She stood beside me as I tried each jam, giving her feedback as I went, until, on her bidding, I decided on my favourite. I went for rhubarb and vanilla, but it was a close call.
We chatted as I ate.
She and her brother came here 22 years ago from La Réunion, the French ‘department’ in the Indian Ocean. All around the café, evidence of their island first-love was to be found. To the left of the flag, a little corner was dedicated to a tropical waterfall visual, surrounded by luscious green-plastic leaves. At the back bar stood a wide selection of Réunion rums (or rhums), augmented by her brother with fruits and spices. I had the lime-infused expression, which made me feel like a whaler on the high seas.
Being thus energised, I moved on to the boulangerie to get some supplies for my walk. I claimed the last pain aux raisins of that morning. When they’re gone, they’re gone.
Pradelles, like most of rural France, operates on the freshly, home-prepared model. Our cities are subjected to supermarkets’ subversion of this ideal; their ‘freshness theatre’ is likely not fresh, and decidedly not super.
On the boulangerie noticeboard, I saw there was a concert of Mozart and Schubert that very night in Pradelles, but I unfortunately was donkey-ing out of town. Zut, alors!
Leaving the town, I fell into chat with a rather erudite man outside the Chapel. Kaïsha is the ultimate conversation starter, and we chatted about Robert Louis Stevenson and the chemin that the author’s adventure inspired. The man kindly gave me a leaflet that explained the church, and I went on my way.
That evening, on reaching Langogne, I had an impulse which would usually never occur on such a walk. I decided to grab a taxi, retrace my steps, and return to Pradelles for the concert.
Mozart should never be ignored, if one has rhubarb enough to leave one’s chair.
As it turned out, the concert was in the Chapel of Our Lady – the site where the Virgin’s statue was found 500 years ago.
I recognised the man at the door from that morning. The chapel’s erudite parish priest did not recognise me as I arrived. I was in civilian clothes, lacked a donkey, and should have been somewhere else. He was busy dealing with patrons, and I said nothing.
He stood up and spoke to the assembly before Mozart began, thanking us for coming. He spoke of his vision that the chapel would become a place not just of worship, but of creativity, community and of good living. He was eloquent and thoughtful.
Pradelles, he continued, is embracing the world again, and Our Lady’s Chapel wants to be at the centre of it. The Stevenson walk is bringing so many new people through the town, he said. Only today, I spoke to a man walking through from Dublin, no less.
My ears burned.
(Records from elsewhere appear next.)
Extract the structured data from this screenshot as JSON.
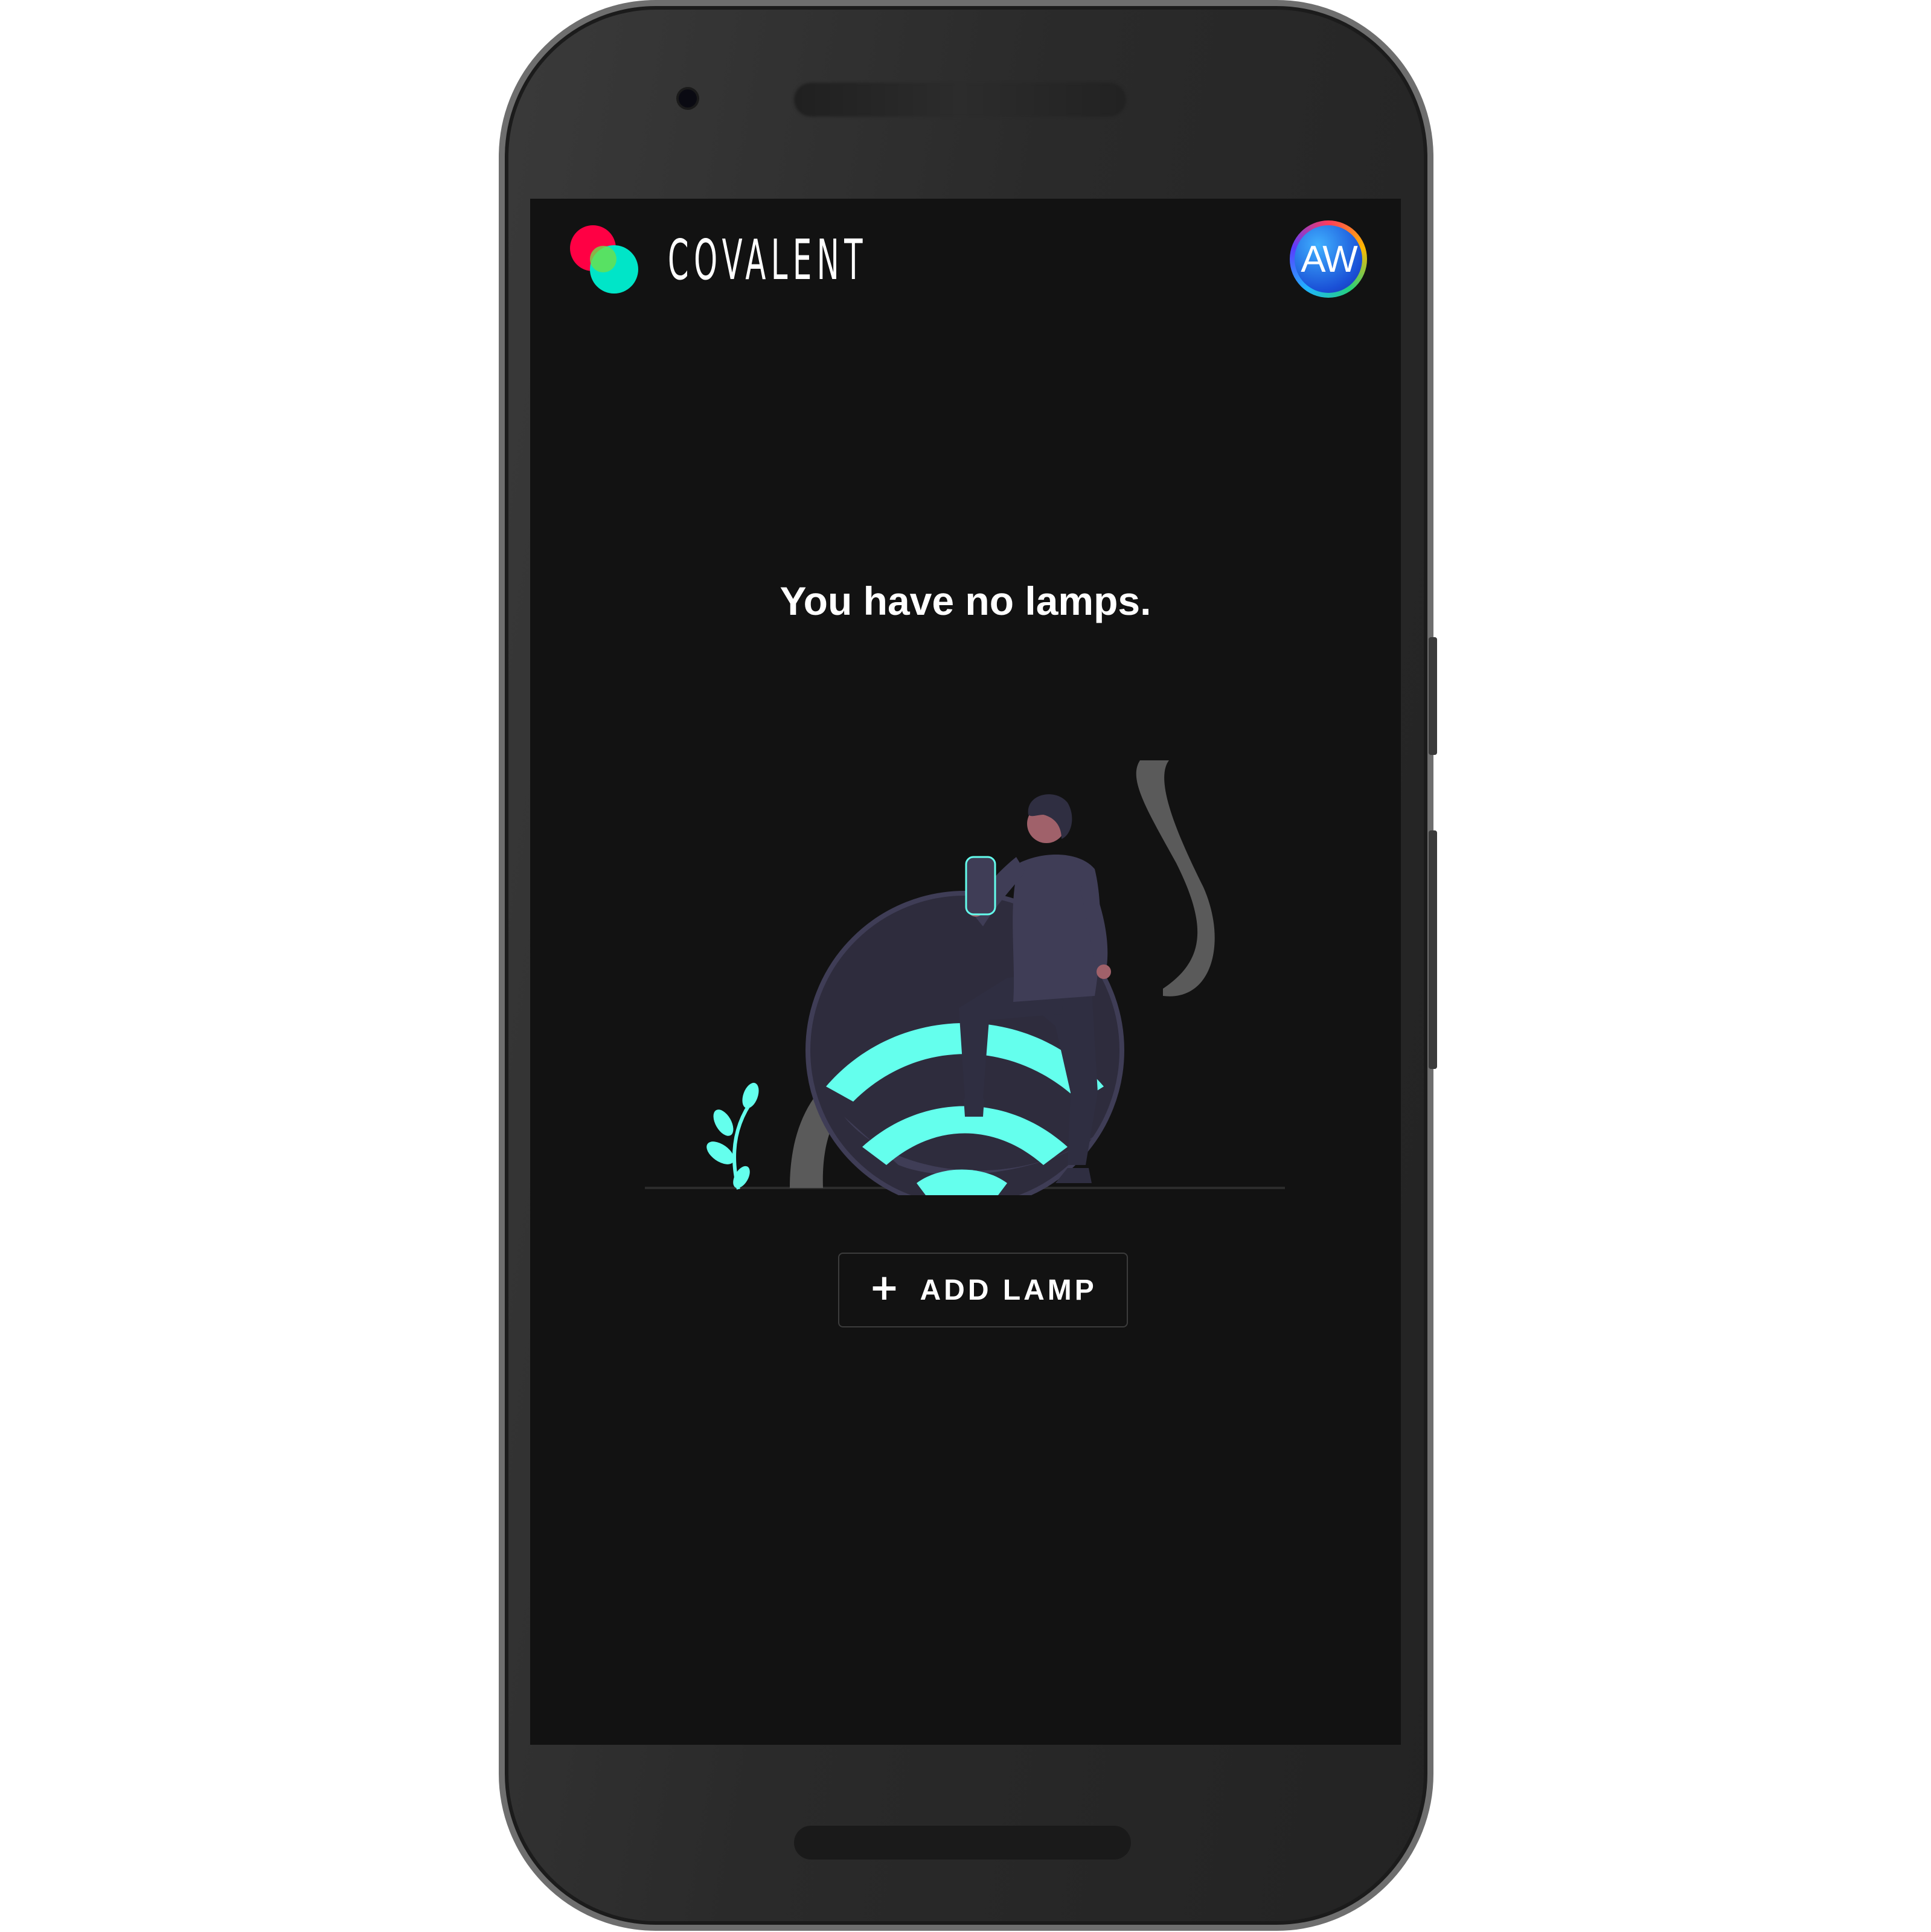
{
  "app": {
    "brand": "COVALENT",
    "avatar_initials": "AW"
  },
  "main": {
    "empty_message": "You have no lamps.",
    "add_button_label": "ADD LAMP",
    "add_button_icon": "plus-icon"
  },
  "colors": {
    "screen_background": "#121212",
    "accent": "#64ffed",
    "logo_red": "#ff0044",
    "logo_teal": "#00e5c8",
    "illustration_dark": "#3f3d56"
  }
}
I did consider standing up, doing a twirl, and declaring that I was here, even though I should have been somewhere else. But I said nothing. Because I had to leave promptly after the beautiful concert for my taxi, I did not get a chance to greet that erudite man again.
However, I felt proud to be a citizen of Pradelles for one day. I feel sure that its glory is rising again; hand-carved with laughter, welcome and love.